Journal Article

Publisher

Elsevier

Faculty

Business and Law

School

Accounting, Finance and Economics

RAS ID

10640

Comments

This article was originally published as: Croy, P. G., Gerrans, P. A., & Speelman, C. P. (2010). The role and relevance of domain knowledge, perceptions of planning importance, and risk tolerance in predicting savings intentions . Journal of Economic Psychology, 31(6), 860-871. NOTICE: this is the author’s version of a work that was accepted for publication in Journal of Economic Psychology. Changes resulting from the publishing process, such as peer review, editing, corrections, structural formatting, and other quality control mechanisms may not be reflected in this document. Changes may have been made to this work since it was submitted for publication. A definitive version was subsequently published in Journal of Economic Psychology, 31, 6 (2010). Original article available here.

Abstract

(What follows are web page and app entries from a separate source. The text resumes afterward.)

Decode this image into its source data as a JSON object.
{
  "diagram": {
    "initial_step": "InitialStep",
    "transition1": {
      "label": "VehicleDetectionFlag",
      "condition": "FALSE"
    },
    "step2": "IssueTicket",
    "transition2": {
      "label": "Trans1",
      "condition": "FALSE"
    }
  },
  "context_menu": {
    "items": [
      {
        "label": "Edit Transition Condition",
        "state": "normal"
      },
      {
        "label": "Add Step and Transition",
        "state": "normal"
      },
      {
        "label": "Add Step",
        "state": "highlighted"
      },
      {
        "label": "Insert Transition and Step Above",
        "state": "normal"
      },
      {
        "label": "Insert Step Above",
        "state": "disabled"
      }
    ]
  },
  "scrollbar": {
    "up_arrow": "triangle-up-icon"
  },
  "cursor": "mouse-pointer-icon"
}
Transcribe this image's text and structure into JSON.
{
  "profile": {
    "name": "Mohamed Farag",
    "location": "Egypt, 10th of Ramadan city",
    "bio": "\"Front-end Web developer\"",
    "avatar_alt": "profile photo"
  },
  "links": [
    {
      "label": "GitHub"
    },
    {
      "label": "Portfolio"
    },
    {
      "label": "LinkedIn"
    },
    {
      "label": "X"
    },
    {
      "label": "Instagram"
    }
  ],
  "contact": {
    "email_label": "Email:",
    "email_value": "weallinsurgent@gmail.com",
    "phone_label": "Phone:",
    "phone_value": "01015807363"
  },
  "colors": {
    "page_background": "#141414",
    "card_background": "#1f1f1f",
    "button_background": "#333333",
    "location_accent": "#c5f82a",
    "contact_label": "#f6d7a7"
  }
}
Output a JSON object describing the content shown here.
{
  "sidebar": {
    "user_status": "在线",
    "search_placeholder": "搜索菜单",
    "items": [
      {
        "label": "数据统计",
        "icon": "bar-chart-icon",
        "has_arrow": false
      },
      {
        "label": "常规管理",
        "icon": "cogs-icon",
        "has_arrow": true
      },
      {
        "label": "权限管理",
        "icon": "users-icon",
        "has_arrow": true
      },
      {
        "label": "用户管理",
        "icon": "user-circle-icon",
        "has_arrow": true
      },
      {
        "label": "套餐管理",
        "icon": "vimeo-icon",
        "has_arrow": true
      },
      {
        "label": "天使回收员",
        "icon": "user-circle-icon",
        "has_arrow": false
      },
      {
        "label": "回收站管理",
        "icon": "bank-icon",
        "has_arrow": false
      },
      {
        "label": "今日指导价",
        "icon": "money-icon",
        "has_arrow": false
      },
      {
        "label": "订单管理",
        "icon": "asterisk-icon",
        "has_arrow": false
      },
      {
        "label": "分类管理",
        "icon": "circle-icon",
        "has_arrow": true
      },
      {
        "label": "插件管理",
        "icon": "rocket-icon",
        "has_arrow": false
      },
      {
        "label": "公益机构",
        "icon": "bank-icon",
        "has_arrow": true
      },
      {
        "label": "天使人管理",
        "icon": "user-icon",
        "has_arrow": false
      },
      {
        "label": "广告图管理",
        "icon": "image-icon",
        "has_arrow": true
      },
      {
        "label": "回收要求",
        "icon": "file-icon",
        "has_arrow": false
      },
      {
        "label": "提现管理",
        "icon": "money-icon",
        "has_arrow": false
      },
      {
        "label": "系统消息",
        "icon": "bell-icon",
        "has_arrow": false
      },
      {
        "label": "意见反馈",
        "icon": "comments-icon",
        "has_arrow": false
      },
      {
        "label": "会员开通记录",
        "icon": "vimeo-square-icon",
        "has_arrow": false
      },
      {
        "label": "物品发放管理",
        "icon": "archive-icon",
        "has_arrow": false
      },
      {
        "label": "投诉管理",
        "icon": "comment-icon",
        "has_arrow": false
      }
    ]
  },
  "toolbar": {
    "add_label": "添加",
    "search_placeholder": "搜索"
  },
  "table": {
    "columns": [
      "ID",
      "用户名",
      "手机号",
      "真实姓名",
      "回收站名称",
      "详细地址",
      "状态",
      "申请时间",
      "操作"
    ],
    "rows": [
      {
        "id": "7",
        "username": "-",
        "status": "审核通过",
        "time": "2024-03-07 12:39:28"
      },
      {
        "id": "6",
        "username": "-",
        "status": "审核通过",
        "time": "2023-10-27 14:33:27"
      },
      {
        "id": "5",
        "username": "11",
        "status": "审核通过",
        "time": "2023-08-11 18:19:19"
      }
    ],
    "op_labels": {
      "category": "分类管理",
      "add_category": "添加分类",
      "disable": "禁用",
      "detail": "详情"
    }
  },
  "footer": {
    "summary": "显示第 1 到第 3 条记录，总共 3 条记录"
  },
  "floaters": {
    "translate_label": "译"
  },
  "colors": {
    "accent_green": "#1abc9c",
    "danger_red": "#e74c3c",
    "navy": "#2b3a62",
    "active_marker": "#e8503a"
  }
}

The need for individuals to increase retirement savings has been widely promoted, yet our understanding of the motivations of individuals to save at a higher rate remains sparse. This paper reports the findings of a survey of 2300 retirement savings fund members and their motivations to contribute more to savings and to actively manage their investment strategy. Utilising the theory of planned behavior, the study reveals respondent’s self-reported attitudes, subjective norms and perceptions of behavioral control account for a high proportion of the variance in behavioral intention. Contrary to expectations, the study finds that respondent’s risk tolerance adds little to the prediction of behavioral intention. By contrast, perceptions of planning importance and self-assessed planning preparedness (domain knowledge) are found to exert powerful indirect influences on behavioral intentions via the perceived behavioral control construct. This novel finding confirms the relevance of planning constructs and financial literacy to an understanding of retirement savings behavior, and establishes a need to improve levels of financial literacy in society.

DOI

10.1016/j.joep.2010.06.002

Access Rights

free_to_read

Included in

Finance Commons

 
COinS
 

Link to publisher version (DOI)

10.1016/j.joep.2010.06.002